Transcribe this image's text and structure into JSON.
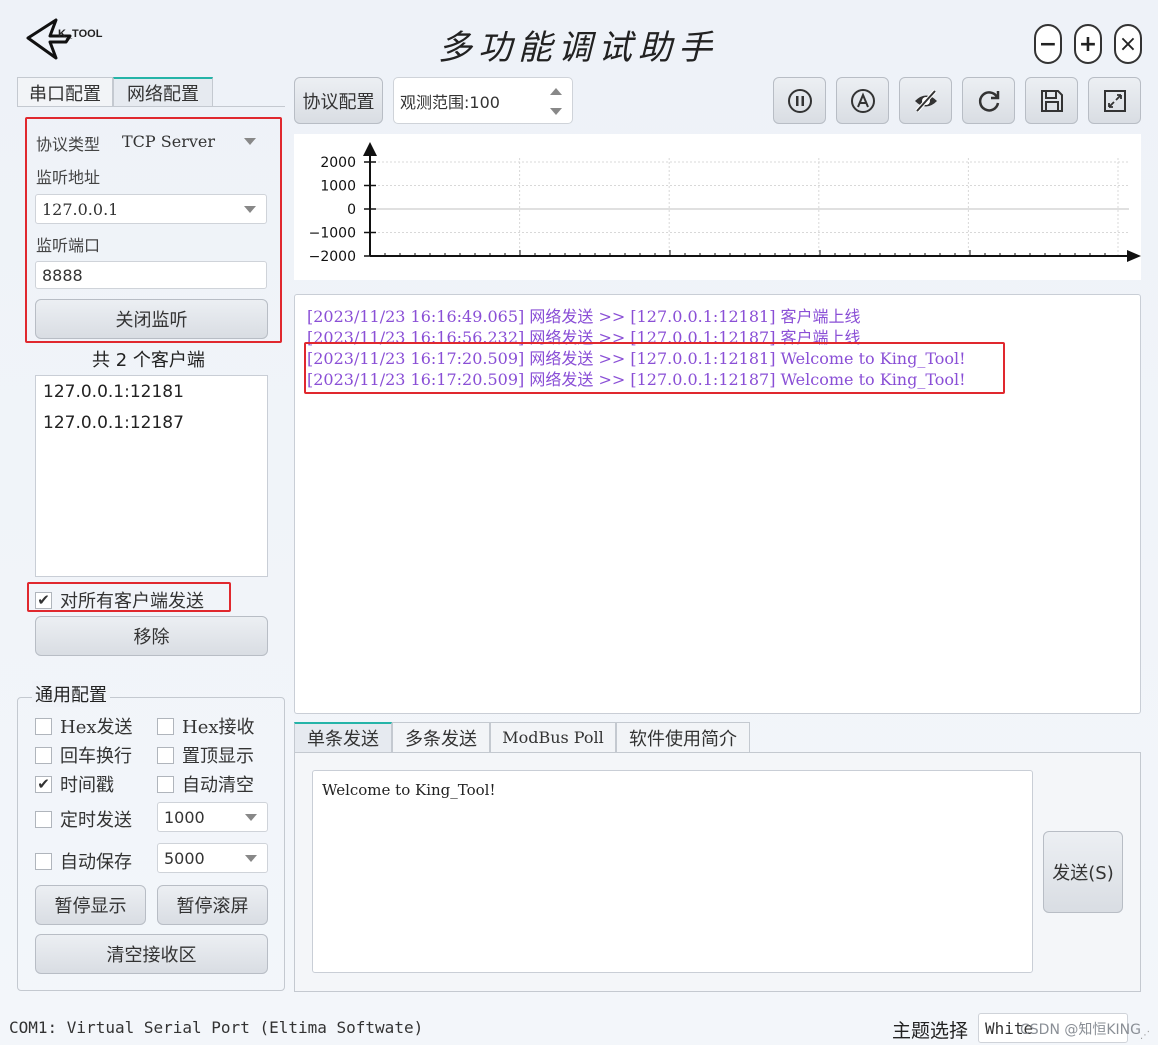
{
  "app": {
    "logo_text": "K_TOOL",
    "title": "多功能调试助手",
    "window_controls": {
      "minimize": "−",
      "maximize": "+",
      "close": "×"
    }
  },
  "left_tabs": [
    "串口配置",
    "网络配置"
  ],
  "network": {
    "protocol_label": "协议类型",
    "protocol_value": "TCP Server",
    "listen_addr_label": "监听地址",
    "listen_addr_value": "127.0.0.1",
    "listen_port_label": "监听端口",
    "listen_port_value": "8888",
    "close_listen_button": "关闭监听",
    "client_count_text": "共 2 个客户端",
    "clients": [
      "127.0.0.1:12181",
      "127.0.0.1:12187"
    ],
    "send_all_label": "对所有客户端发送",
    "send_all_checked": true,
    "remove_button": "移除"
  },
  "general": {
    "group_title": "通用配置",
    "hex_send": "Hex发送",
    "hex_recv": "Hex接收",
    "newline": "回车换行",
    "top_display": "置顶显示",
    "timestamp": "时间戳",
    "timestamp_checked": true,
    "auto_clear": "自动清空",
    "timed_send": "定时发送",
    "timed_send_value": "1000",
    "auto_save": "自动保存",
    "auto_save_value": "5000",
    "pause_display": "暂停显示",
    "pause_scroll": "暂停滚屏",
    "clear_recv": "清空接收区"
  },
  "toolbar": {
    "protocol_config": "协议配置",
    "observe_range": "观测范围:100"
  },
  "chart_data": {
    "type": "line",
    "x": [],
    "series": [],
    "y_ticks": [
      "2000",
      "1000",
      "0",
      "−1000",
      "−2000"
    ],
    "ylim": [
      -2000,
      2000
    ],
    "grid": true
  },
  "log": [
    "[2023/11/23 16:16:49.065] 网络发送 >> [127.0.0.1:12181] 客户端上线",
    "[2023/11/23 16:16:56.232] 网络发送 >> [127.0.0.1:12187] 客户端上线",
    "[2023/11/23 16:17:20.509] 网络发送 >> [127.0.0.1:12181] Welcome to King_Tool!",
    "[2023/11/23 16:17:20.509] 网络发送 >> [127.0.0.1:12187] Welcome to King_Tool!"
  ],
  "send_tabs": [
    "单条发送",
    "多条发送",
    "ModBus Poll",
    "软件使用简介"
  ],
  "send": {
    "text": "Welcome to King_Tool!",
    "button": "发送(S)"
  },
  "status": {
    "port_text": "COM1: Virtual Serial Port (Eltima Softwate)",
    "theme_label": "主题选择",
    "theme_value": "White",
    "watermark": "CSDN @知恒KING"
  },
  "colors": {
    "accent": "#25b4a8",
    "highlight_box": "#e0282e",
    "log_text": "#8a4fd6"
  }
}
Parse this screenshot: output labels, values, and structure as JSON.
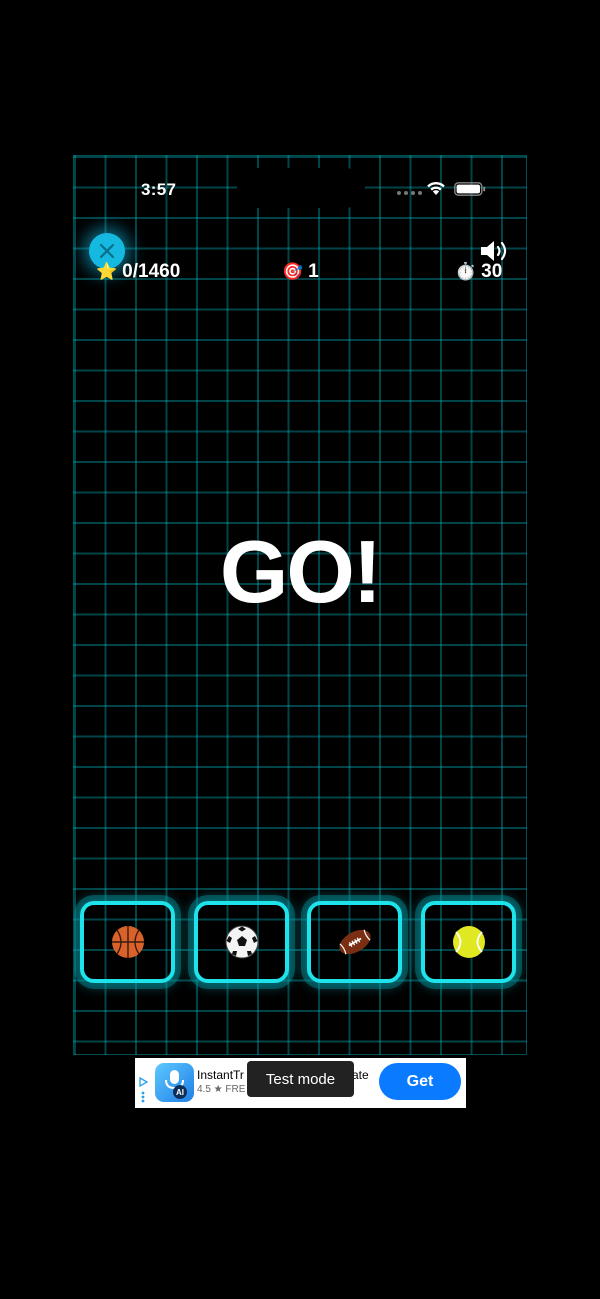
{
  "status_bar": {
    "time": "3:57"
  },
  "hud": {
    "score": "0/1460",
    "score_icon": "star-icon",
    "hits": "1",
    "hits_icon": "target-icon",
    "timer": "30",
    "timer_icon": "stopwatch-icon"
  },
  "game": {
    "start_text": "GO!",
    "balls": [
      "basketball",
      "soccer-ball",
      "american-football",
      "tennis-ball"
    ]
  },
  "ad": {
    "app_name_start": "InstantTr",
    "app_name_end": "ate",
    "rating": "4.5 ★ FRE",
    "test_mode": "Test mode",
    "get_label": "Get"
  },
  "colors": {
    "grid": "#00b4be",
    "slot_border": "#1fe3ea",
    "close_button": "#15b9df",
    "get_button": "#0a7aff"
  }
}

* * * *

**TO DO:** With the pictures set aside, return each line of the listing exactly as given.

**FINAL ANSWER:**
Transcribe this image's text and structure into JSON.
{
  "app": {
    "logo_text": "K_TOOL",
    "title": "多功能调试助手",
    "window_controls": {
      "minimize": "−",
      "maximize": "+",
      "close": "×"
    }
  },
  "left_tabs": [
    "串口配置",
    "网络配置"
  ],
  "network": {
    "protocol_label": "协议类型",
    "protocol_value": "TCP Server",
    "listen_addr_label": "监听地址",
    "listen_addr_value": "127.0.0.1",
    "listen_port_label": "监听端口",
    "listen_port_value": "8888",
    "close_listen_button": "关闭监听",
    "client_count_text": "共 2 个客户端",
    "clients": [
      "127.0.0.1:12181",
      "127.0.0.1:12187"
    ],
    "send_all_label": "对所有客户端发送",
    "send_all_checked": true,
    "remove_button": "移除"
  },
  "general": {
    "group_title": "通用配置",
    "hex_send": "Hex发送",
    "hex_recv": "Hex接收",
    "newline": "回车换行",
    "top_display": "置顶显示",
    "timestamp": "时间戳",
    "timestamp_checked": true,
    "auto_clear": "自动清空",
    "timed_send": "定时发送",
    "timed_send_value": "1000",
    "auto_save": "自动保存",
    "auto_save_value": "5000",
    "pause_display": "暂停显示",
    "pause_scroll": "暂停滚屏",
    "clear_recv": "清空接收区"
  },
  "toolbar": {
    "protocol_config": "协议配置",
    "observe_range": "观测范围:100"
  },
  "chart_data": {
    "type": "line",
    "x": [],
    "series": [],
    "y_ticks": [
      "2000",
      "1000",
      "0",
      "−1000",
      "−2000"
    ],
    "ylim": [
      -2000,
      2000
    ],
    "grid": true
  },
  "log": [
    "[2023/11/23 16:16:49.065] 网络发送 >> [127.0.0.1:12181] 客户端上线",
    "[2023/11/23 16:16:56.232] 网络发送 >> [127.0.0.1:12187] 客户端上线",
    "[2023/11/23 16:17:20.509] 网络发送 >> [127.0.0.1:12181] Welcome to King_Tool!",
    "[2023/11/23 16:17:20.509] 网络发送 >> [127.0.0.1:12187] Welcome to King_Tool!"
  ],
  "send_tabs": [
    "单条发送",
    "多条发送",
    "ModBus Poll",
    "软件使用简介"
  ],
  "send": {
    "text": "Welcome to King_Tool!",
    "button": "发送(S)"
  },
  "status": {
    "port_text": "COM1: Virtual Serial Port (Eltima Softwate)",
    "theme_label": "主题选择",
    "theme_value": "White",
    "watermark": "CSDN @知恒KING"
  },
  "colors": {
    "accent": "#25b4a8",
    "highlight_box": "#e0282e",
    "log_text": "#8a4fd6"
  }
}
Parse this screenshot: output labels, values, and structure as JSON.
{
  "status_bar": {
    "time": "3:57"
  },
  "hud": {
    "score": "0/1460",
    "score_icon": "star-icon",
    "hits": "1",
    "hits_icon": "target-icon",
    "timer": "30",
    "timer_icon": "stopwatch-icon"
  },
  "game": {
    "start_text": "GO!",
    "balls": [
      "basketball",
      "soccer-ball",
      "american-football",
      "tennis-ball"
    ]
  },
  "ad": {
    "app_name_start": "InstantTr",
    "app_name_end": "ate",
    "rating": "4.5 ★ FRE",
    "test_mode": "Test mode",
    "get_label": "Get"
  },
  "colors": {
    "grid": "#00b4be",
    "slot_border": "#1fe3ea",
    "close_button": "#15b9df",
    "get_button": "#0a7aff"
  }
}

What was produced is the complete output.